[Supplied material — start]

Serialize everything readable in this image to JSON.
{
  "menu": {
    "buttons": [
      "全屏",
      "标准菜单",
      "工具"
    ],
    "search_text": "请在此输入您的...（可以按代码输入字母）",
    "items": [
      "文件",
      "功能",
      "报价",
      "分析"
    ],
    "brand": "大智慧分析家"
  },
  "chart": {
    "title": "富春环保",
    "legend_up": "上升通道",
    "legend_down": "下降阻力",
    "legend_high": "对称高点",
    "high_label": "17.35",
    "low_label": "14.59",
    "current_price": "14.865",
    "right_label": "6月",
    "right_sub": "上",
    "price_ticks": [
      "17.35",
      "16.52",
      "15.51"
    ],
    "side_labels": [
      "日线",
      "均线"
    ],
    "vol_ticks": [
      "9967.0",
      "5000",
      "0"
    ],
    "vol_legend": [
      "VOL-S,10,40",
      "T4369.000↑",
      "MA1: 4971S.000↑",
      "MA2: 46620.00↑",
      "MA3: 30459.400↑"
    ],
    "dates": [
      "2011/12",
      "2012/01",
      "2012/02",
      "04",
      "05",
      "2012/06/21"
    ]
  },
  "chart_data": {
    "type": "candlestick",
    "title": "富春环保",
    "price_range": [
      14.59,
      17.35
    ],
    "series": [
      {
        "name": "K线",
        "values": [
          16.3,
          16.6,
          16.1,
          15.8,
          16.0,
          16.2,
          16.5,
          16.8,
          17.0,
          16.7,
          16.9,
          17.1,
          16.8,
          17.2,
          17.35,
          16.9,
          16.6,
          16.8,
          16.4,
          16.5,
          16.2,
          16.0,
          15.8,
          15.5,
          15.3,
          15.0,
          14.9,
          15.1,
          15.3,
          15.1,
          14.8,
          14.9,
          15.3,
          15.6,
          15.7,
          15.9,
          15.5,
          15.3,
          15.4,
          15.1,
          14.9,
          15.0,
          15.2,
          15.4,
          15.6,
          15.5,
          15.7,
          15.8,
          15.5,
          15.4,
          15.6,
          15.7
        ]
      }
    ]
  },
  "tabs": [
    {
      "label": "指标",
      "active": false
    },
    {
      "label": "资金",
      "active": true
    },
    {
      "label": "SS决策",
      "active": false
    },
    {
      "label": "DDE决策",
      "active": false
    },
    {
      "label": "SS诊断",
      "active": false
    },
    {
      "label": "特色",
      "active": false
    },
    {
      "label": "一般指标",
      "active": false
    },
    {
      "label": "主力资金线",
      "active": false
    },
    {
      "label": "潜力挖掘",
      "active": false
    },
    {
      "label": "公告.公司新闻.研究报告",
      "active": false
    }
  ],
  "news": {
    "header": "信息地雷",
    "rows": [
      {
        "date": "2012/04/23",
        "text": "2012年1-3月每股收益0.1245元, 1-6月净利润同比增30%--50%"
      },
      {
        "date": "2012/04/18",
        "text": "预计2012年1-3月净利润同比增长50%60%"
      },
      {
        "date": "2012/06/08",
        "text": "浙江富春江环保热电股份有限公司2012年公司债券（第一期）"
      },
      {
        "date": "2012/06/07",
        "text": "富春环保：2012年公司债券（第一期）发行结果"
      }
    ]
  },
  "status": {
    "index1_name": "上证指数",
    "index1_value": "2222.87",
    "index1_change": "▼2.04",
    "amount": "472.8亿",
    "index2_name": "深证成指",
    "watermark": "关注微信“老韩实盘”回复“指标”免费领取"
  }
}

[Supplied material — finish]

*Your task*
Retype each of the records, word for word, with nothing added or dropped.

*Solution to this exercise*
Serialize everything readable in this image to JSON.
{
  "menu": {
    "buttons": [
      "全屏",
      "标准菜单",
      "工具"
    ],
    "search_text": "请在此输入您的...（可以按代码输入字母）",
    "items": [
      "文件",
      "功能",
      "报价",
      "分析"
    ],
    "brand": "大智慧分析家"
  },
  "chart": {
    "title": "富春环保",
    "legend_up": "上升通道",
    "legend_down": "下降阻力",
    "legend_high": "对称高点",
    "high_label": "17.35",
    "low_label": "14.59",
    "current_price": "14.865",
    "right_label": "6月",
    "right_sub": "上",
    "price_ticks": [
      "17.35",
      "16.52",
      "15.51"
    ],
    "side_labels": [
      "日线",
      "均线"
    ],
    "vol_ticks": [
      "9967.0",
      "5000",
      "0"
    ],
    "vol_legend": [
      "VOL-S,10,40",
      "T4369.000↑",
      "MA1: 4971S.000↑",
      "MA2: 46620.00↑",
      "MA3: 30459.400↑"
    ],
    "dates": [
      "2011/12",
      "2012/01",
      "2012/02",
      "04",
      "05",
      "2012/06/21"
    ]
  },
  "chart_data": {
    "type": "candlestick",
    "title": "富春环保",
    "price_range": [
      14.59,
      17.35
    ],
    "series": [
      {
        "name": "K线",
        "values": [
          16.3,
          16.6,
          16.1,
          15.8,
          16.0,
          16.2,
          16.5,
          16.8,
          17.0,
          16.7,
          16.9,
          17.1,
          16.8,
          17.2,
          17.35,
          16.9,
          16.6,
          16.8,
          16.4,
          16.5,
          16.2,
          16.0,
          15.8,
          15.5,
          15.3,
          15.0,
          14.9,
          15.1,
          15.3,
          15.1,
          14.8,
          14.9,
          15.3,
          15.6,
          15.7,
          15.9,
          15.5,
          15.3,
          15.4,
          15.1,
          14.9,
          15.0,
          15.2,
          15.4,
          15.6,
          15.5,
          15.7,
          15.8,
          15.5,
          15.4,
          15.6,
          15.7
        ]
      }
    ]
  },
  "tabs": [
    {
      "label": "指标",
      "active": false
    },
    {
      "label": "资金",
      "active": true
    },
    {
      "label": "SS决策",
      "active": false
    },
    {
      "label": "DDE决策",
      "active": false
    },
    {
      "label": "SS诊断",
      "active": false
    },
    {
      "label": "特色",
      "active": false
    },
    {
      "label": "一般指标",
      "active": false
    },
    {
      "label": "主力资金线",
      "active": false
    },
    {
      "label": "潜力挖掘",
      "active": false
    },
    {
      "label": "公告.公司新闻.研究报告",
      "active": false
    }
  ],
  "news": {
    "header": "信息地雷",
    "rows": [
      {
        "date": "2012/04/23",
        "text": "2012年1-3月每股收益0.1245元, 1-6月净利润同比增30%--50%"
      },
      {
        "date": "2012/04/18",
        "text": "预计2012年1-3月净利润同比增长50%60%"
      },
      {
        "date": "2012/06/08",
        "text": "浙江富春江环保热电股份有限公司2012年公司债券（第一期）"
      },
      {
        "date": "2012/06/07",
        "text": "富春环保：2012年公司债券（第一期）发行结果"
      }
    ]
  },
  "status": {
    "index1_name": "上证指数",
    "index1_value": "2222.87",
    "index1_change": "▼2.04",
    "amount": "472.8亿",
    "index2_name": "深证成指",
    "watermark": "关注微信“老韩实盘”回复“指标”免费领取"
  }
}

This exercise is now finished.